News News by Brand Porsche News

Factory One-Off Porsche 911 Sells for $1.3 Million. Long Live the 996

The 996 isn't seen as the most desirable 911, yet one example just sold at auction for serious money.
Broad Arrow Auctions

The 996-generation Porsche 911 has always been a less-valued model by virtue of its weird headlights and abandonment of the air-cooled engine. That’s not to say that these cars can’t still bring big money on the used market, though, as one special example has now demonstrated with a seven-figure sale.

As covered by Road & Track, the car in question is a one-of-one factory special built as a collaboration between the Porsche Club of America and Porsche Classic. Known as the Porsche 911 Classic Club Coupe, it sports the drivetrain from a 996 GT3 and distinctive styling unique to the build. Built in 2022 as a tribute model, it scored a ducktail spoiler, a double bubble roof, and 18-inch Fuchs wheels. It’s finished in Sport Grey Metallic with a racing stripe which we feel is pretty sharp. Inside, it scored a Pepita pattern interior in Black and Slate Grey leather.

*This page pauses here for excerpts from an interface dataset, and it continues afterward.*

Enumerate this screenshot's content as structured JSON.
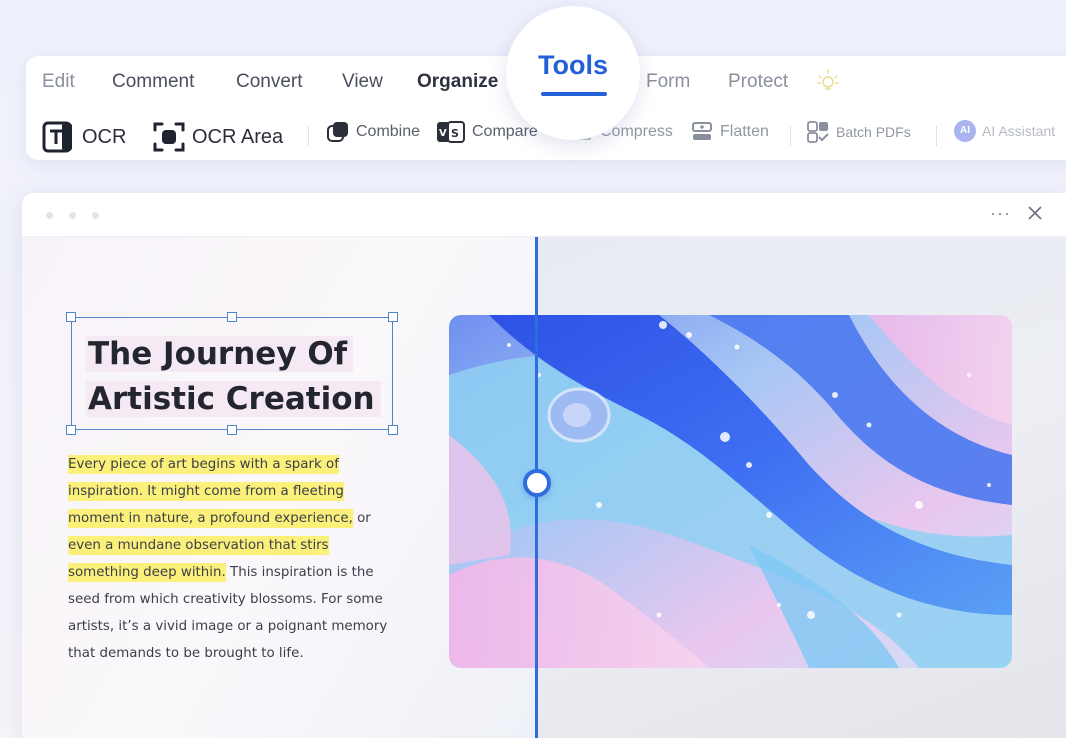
{
  "menu": {
    "edit": "Edit",
    "comment": "Comment",
    "convert": "Convert",
    "view": "View",
    "organize": "Organize",
    "tools": "Tools",
    "form": "Form",
    "protect": "Protect"
  },
  "tools": {
    "ocr": "OCR",
    "ocr_area": "OCR Area",
    "combine": "Combine",
    "compare": "Compare",
    "compress": "Compress",
    "flatten": "Flatten",
    "batch_pdfs": "Batch PDFs",
    "ai_assistant": "AI Assistant",
    "ai_badge": "AI"
  },
  "window": {
    "more": "···"
  },
  "document": {
    "title_line1": "The Journey Of",
    "title_line2": "Artistic Creation",
    "highlighted": [
      "Every piece of art begins with a spark of",
      "inspiration. It might come from a fleeting",
      "moment in nature, a profound experience,",
      "even a mundane observation that stirs",
      "something deep within."
    ],
    "after_highlight_3": " or",
    "after_highlight_5": " This inspiration is the",
    "plain_lines": [
      "seed from which creativity blossoms. For some",
      "artists, it’s a vivid image or a poignant memory",
      "that demands to be brought to life."
    ]
  },
  "colors": {
    "accent": "#2461d8",
    "highlight": "#fbf07a",
    "selection": "#4f86c9"
  },
  "icons": {
    "ocr": "ocr-icon",
    "ocr_area": "ocr-area-icon",
    "combine": "combine-icon",
    "compare": "compare-icon",
    "compress": "compress-icon",
    "flatten": "flatten-icon",
    "batch": "batch-pdfs-icon",
    "ai": "ai-assistant-icon",
    "bulb": "lightbulb-icon",
    "close": "close-icon"
  }
}
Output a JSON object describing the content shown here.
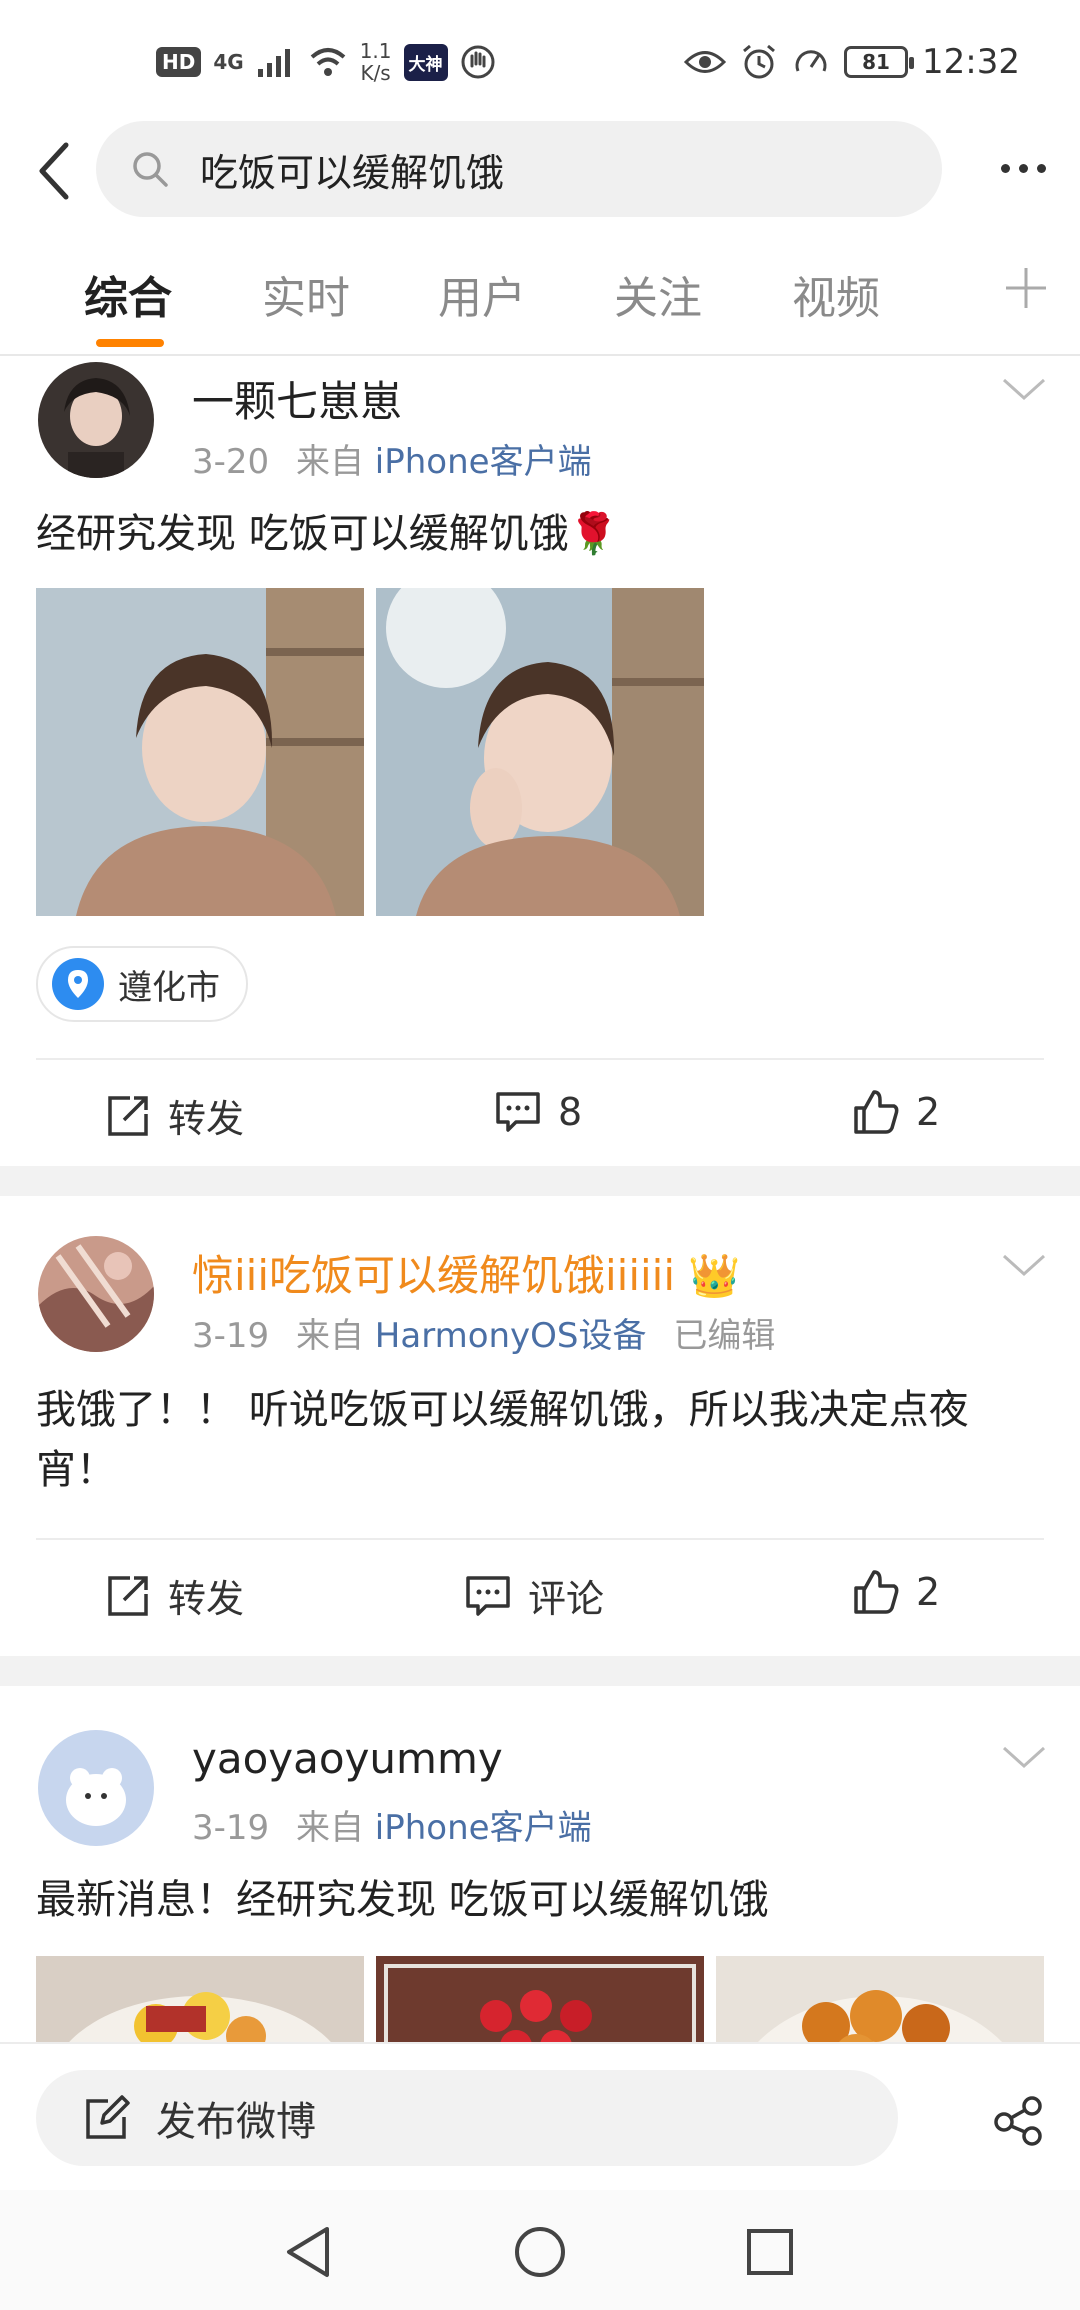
{
  "status_bar": {
    "hd": "HD",
    "network": "4G",
    "speed_value": "1.1",
    "speed_unit": "K/s",
    "app_badge": "大神",
    "battery": "81",
    "time": "12:32"
  },
  "search": {
    "query": "吃饭可以缓解饥饿"
  },
  "tabs": [
    {
      "label": "综合",
      "active": true
    },
    {
      "label": "实时",
      "active": false
    },
    {
      "label": "用户",
      "active": false
    },
    {
      "label": "关注",
      "active": false
    },
    {
      "label": "视频",
      "active": false
    }
  ],
  "posts": [
    {
      "author": "一颗七崽崽",
      "date": "3-20",
      "from_prefix": "来自",
      "source": "iPhone客户端",
      "text": "经研究发现 吃饭可以缓解饥饿🌹",
      "location": "遵化市",
      "repost_label": "转发",
      "comment_label": "8",
      "like_count": "2"
    },
    {
      "author": "惊iii吃饭可以缓解饥饿iiiiii 👑",
      "date": "3-19",
      "from_prefix": "来自",
      "source": "HarmonyOS设备",
      "edited": "已编辑",
      "text": "我饿了！！ 听说吃饭可以缓解饥饿，所以我决定点夜宵！",
      "repost_label": "转发",
      "comment_label": "评论",
      "like_count": "2"
    },
    {
      "author": "yaoyaoyummy",
      "date": "3-19",
      "from_prefix": "来自",
      "source": "iPhone客户端",
      "text": "最新消息！经研究发现 吃饭可以缓解饥饿"
    }
  ],
  "compose": {
    "label": "发布微博"
  },
  "colors": {
    "accent": "#ff8200",
    "link": "#4a6fa5",
    "vip_name": "#f08a1c"
  }
}
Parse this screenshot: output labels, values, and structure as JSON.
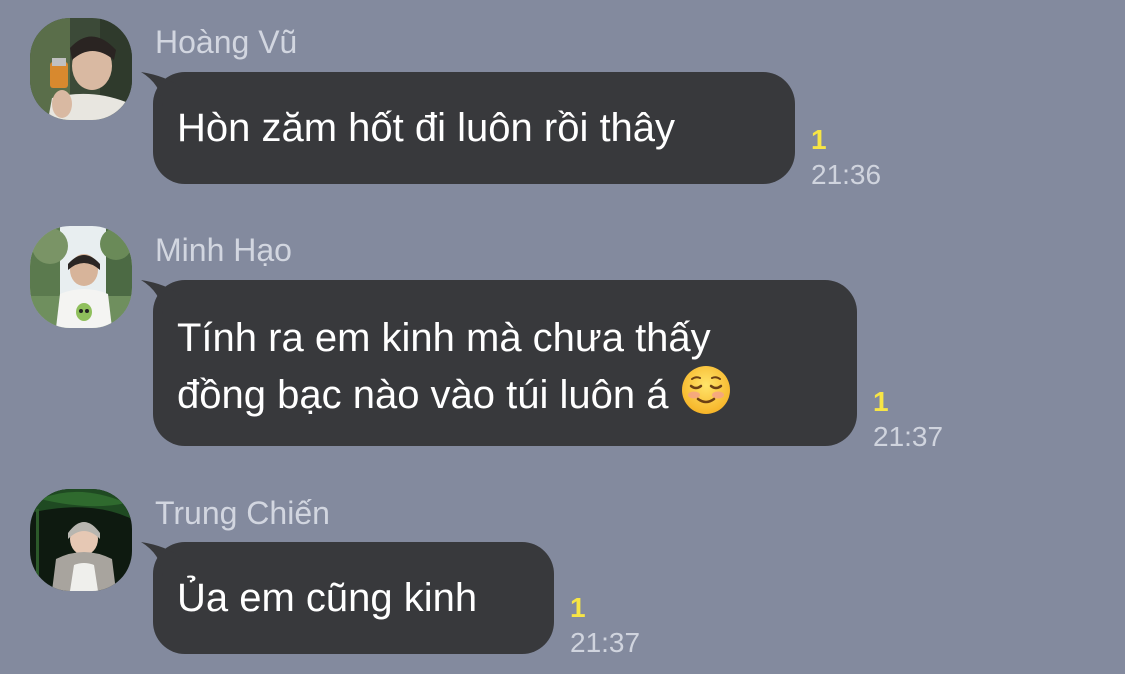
{
  "colors": {
    "background": "#838a9e",
    "bubble": "#38393c",
    "unread": "#f7e545",
    "meta_text": "#d0d4de"
  },
  "messages": [
    {
      "sender": "Hoàng Vũ",
      "avatar_icon": "avatar-hoang-vu-icon",
      "text": "Hòn zăm hốt đi luôn rồi thây",
      "unread": "1",
      "time": "21:36"
    },
    {
      "sender": "Minh Hạo",
      "avatar_icon": "avatar-minh-hao-icon",
      "text_line1": "Tính ra em kinh mà chưa thấy",
      "text_line2": "đồng bạc nào vào túi luôn á",
      "emoji": "smiling-face-icon",
      "unread": "1",
      "time": "21:37"
    },
    {
      "sender": "Trung Chiến",
      "avatar_icon": "avatar-trung-chien-icon",
      "text": "Ủa em cũng kinh",
      "unread": "1",
      "time": "21:37"
    }
  ]
}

That GT3 driveline goes a long way to waking up what was originally a humble 911 Carrerra. It’s good for 381 horsepower, with a tingly redline sitting up at a lofty 8,000 rpm. The car has the handling to match, too, with both the suspension and brakes from the GT3 swapped over as well.

As per the auction listing, the car sold for a mighty $1.325 million at the Porsche 75th Anniversary Auction in Atlanta on the weekend. That makes it far and away the most expensive 996 ever sold. The 996 is otherwise normally seen as the bargain choice of older 911s.

However, when it comes to rare Porsches, huge sale prices are the norm. A great example is the Sally Carrera model built in tribute to Pixar’s Cars, which went for $3.6 million in 2022. Racing heritage also helps, with a 1964 Porsche 904 GTS sold for $2.54 million over the weekend, too.

The 996 may not be the most desirable 911 of all time. However, it’s at that point in its depreciation curve now where prices will probably start to creep back up as it enters classic status. Eventually, collectors may prize the model as the harbinger of the modern water-cooled 911, rather than decry it as the end of the air-cooled era.

Got a tip? Let the author know: lewin@thedrive.com